South Korea’s three electric-vehicle battery makers have become the local market’s top picks as their combined market capitalization nearly tripled in less than five months amid the coronavirus-caused economic slowdown.
Analysts say LG Chem Ltd., Samsung SDI Co. and SK Innovation Co. have now emerged as the country’s leading shares alongside chipmakers such as Samsung Electronics Co., driving the market out of a slump.
Shares of the three rechargeable battery makers have been hitting fresh record-highs in recent sessions on aggressive purchasing by investors on expectations for higher demand from automakers for use in electric vehicles once the global economy recovers from the COVID-19 lockdown.
SHARES AT RECORD HIGH
LG Chem, now the fifth-largest cap on the main Kospi market, rose for a sixth straight session on Thursday to close at an all-time high of 680,000 won. Samsung SDI ended up 0.3% at a record 469,5000 won, while SK Innovation finished 2.8% higher at 163,5000 won after rising as much as 20.5% the previous day.

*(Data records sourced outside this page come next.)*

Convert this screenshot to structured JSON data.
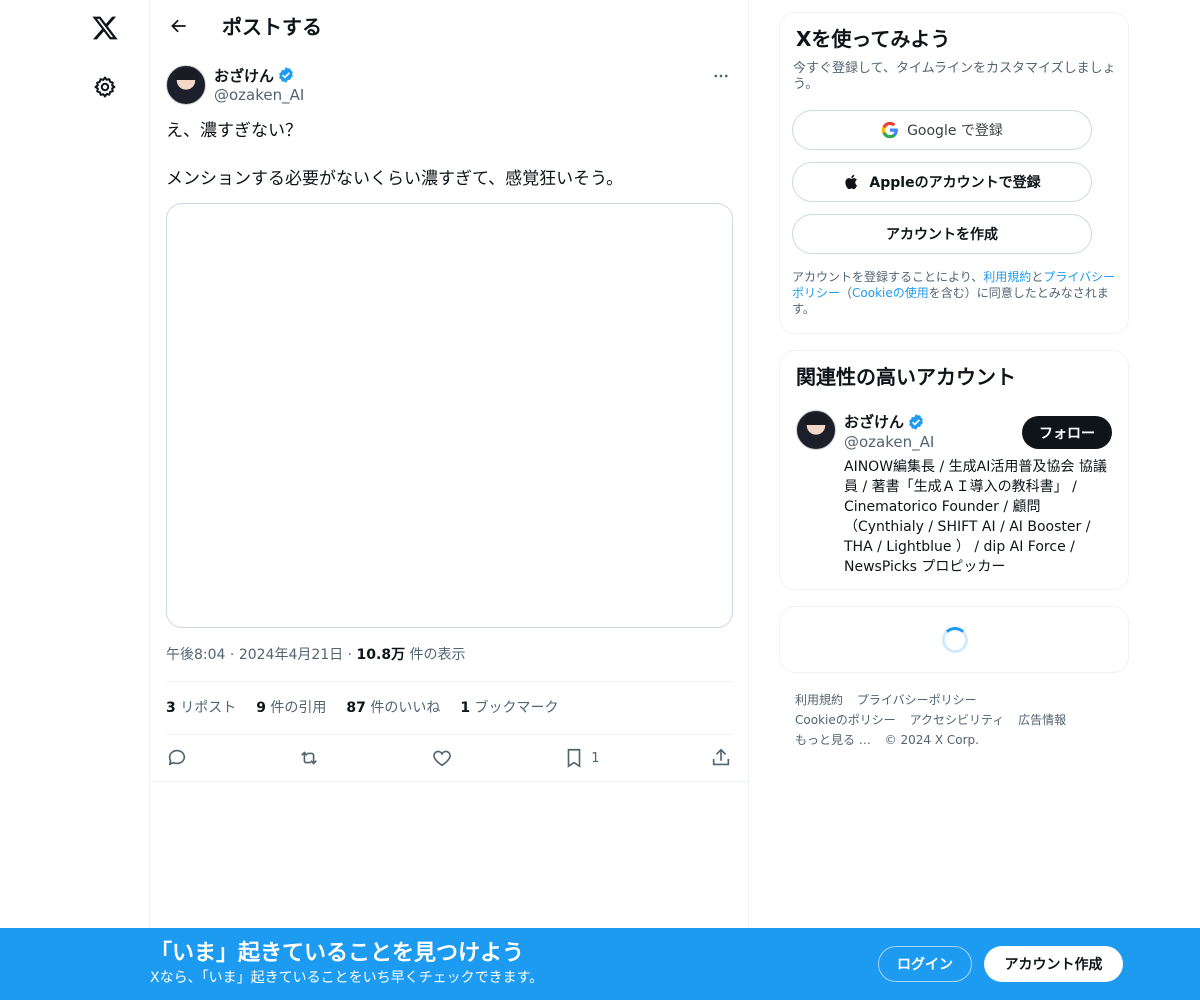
{
  "nav": {
    "logo_icon": "x-logo-icon",
    "settings_icon": "gear-icon"
  },
  "header": {
    "title": "ポストする",
    "back_icon": "arrow-left-icon"
  },
  "post": {
    "author_name": "おざけん",
    "author_handle": "@ozaken_AI",
    "text": "え、濃すぎない？\n\nメンションする必要がないくらい濃すぎて、感覚狂いそう。",
    "time": "午後8:04",
    "date": "2024年4月21日",
    "views_count": "10.8万",
    "views_label": "件の表示",
    "separator": "·",
    "stats": {
      "reposts_num": "3",
      "reposts_label": "リポスト",
      "quotes_num": "9",
      "quotes_label": "件の引用",
      "likes_num": "87",
      "likes_label": "件のいいね",
      "bookmarks_num": "1",
      "bookmarks_label": "ブックマーク"
    },
    "bookmark_action_count": "1"
  },
  "signup": {
    "title": "Xを使ってみよう",
    "subtitle": "今すぐ登録して、タイムラインをカスタマイズしましょう。",
    "google_label": "Google で登録",
    "apple_label": "Appleのアカウントで登録",
    "create_label": "アカウントを作成",
    "legal_prefix": "アカウントを登録することにより、",
    "legal_terms": "利用規約",
    "legal_and": "と",
    "legal_privacy": "プライバシーポリシー",
    "legal_open": "（",
    "legal_cookie": "Cookieの使用",
    "legal_suffix": "を含む）に同意したとみなされます。"
  },
  "related": {
    "title": "関連性の高いアカウント",
    "name": "おざけん",
    "handle": "@ozaken_AI",
    "follow_label": "フォロー",
    "bio": "AINOW編集長 / 生成AI活用普及協会 協議員 / 著書「生成ＡＩ導入の教科書」 / Cinematorico Founder / 顧問（Cynthialy / SHIFT AI / AI Booster / THA / Lightblue ） / dip AI Force / NewsPicks プロピッカー"
  },
  "footer": {
    "terms": "利用規約",
    "privacy": "プライバシーポリシー",
    "cookie": "Cookieのポリシー",
    "accessibility": "アクセシビリティ",
    "ads": "広告情報",
    "more": "もっと見る …",
    "copyright": "© 2024 X Corp."
  },
  "banner": {
    "title": "「いま」起きていることを見つけよう",
    "subtitle": "Xなら、「いま」起きていることをいち早くチェックできます。",
    "login_label": "ログイン",
    "signup_label": "アカウント作成"
  },
  "colors": {
    "accent": "#1d9bf0",
    "text": "#0f1419",
    "muted": "#536471"
  }
}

The EV battery trio helped push the Korean equities market to end at the highest level in nearly two years.
The combined market capitalization of the three companies topped over 94 trillion won – nearly three times more than 34.12 trillion won on March 19, when the Kospi fell to the yearly low on fears of the coronavirus pandemic.
Their recent stellar performance has helped the Korean battery makers surpass in terms of market capitalization China’s Contemporary Amperex Technology Co. (CATL), a leading global EV battery maker, whose market value stood at 80 trillion won.
Given that the three Korean battery makers remain the darling of the market, their share-price gap with the Chinese company will likely widen further as CATL is under pressure following the Chinese government’s move to cut state subsidies.
“Up until last year, foreign investors doubted Korean EV battery makers’ growth potential. But the Korean firms are proving that they are the country’s growth stocks,” said Lee Chang-mok, head of research at NH Investment & Securities. “The Korean companies, which followed their Chinese rivals, are now leading them.”
The Korean companies are also expanding their influence in the global EV battery market.
LG Chem became the largest supplier of EV batteries in the first half, followed by China’s CATL. Samsung SDI and SK Innovation came in fourth and sixth place, respectively.
According to SNE Research, the combined market share of the three Korean companies more than doubled to 34.6% in the first half of the year, an impressive jump from last year’s 15.7%.
LG Chem, the chemical arm of LG Group, started its battery business in 1992 and supplies its battery cells to global EV makers such as Tesla, Volkswagen, GM and Hyundai Motor.
Analysts see a further upside potential for the Korean companies as LG has begun to make profit from its battery business from the second quarter and Samsung SDI and SK Innovation are also forecast to turn to profit in the coming quarters.
LG Chem posted an earnings surprise last week as its battery business swung to 155.5 billion won in operating profit in the second quarter.
Shares of LG’s two local rivals, Samsung SDI and SK Innovation, were under pressure as their EV battery business has yet to reach a break-even point; they have so far been focused on expanding their production capacities in preparation for a ‘battery chicken game’ in the future rather than generating profits.
“Samsung SDI is expected to turn to profit in the fourth quarter at the earliest, helped by improving operating margins from its mid-to-large size battery business,” said Koh Jung-woo, an analyst at NH Investment & Securities.
SK Innovation, basically an oil refining company and a latecomer to the EV battery market, is widely forecast to reach a break-even point in late 2021.
According to the latest public disclosure data, LG Chem’s battery business accounted for 31.8% of the company’s total revenue of 7.11 trillion won at the end of the first quarter. Foreign investors currently own 37.3% of the company.
Samsung SDI, which gets 75% of its revenue from its EV battery business, is 42.8% owned by foreigners.
Data show SK Innovation’s battery business accounted for a mere 3% of its total revenue at the end of March. The bulk of its revenue comes from the petroleum refining business. Foreign investors own 24.3% of the company.
By Yang Byeong-Hun
<Edited by In-Soo Nam>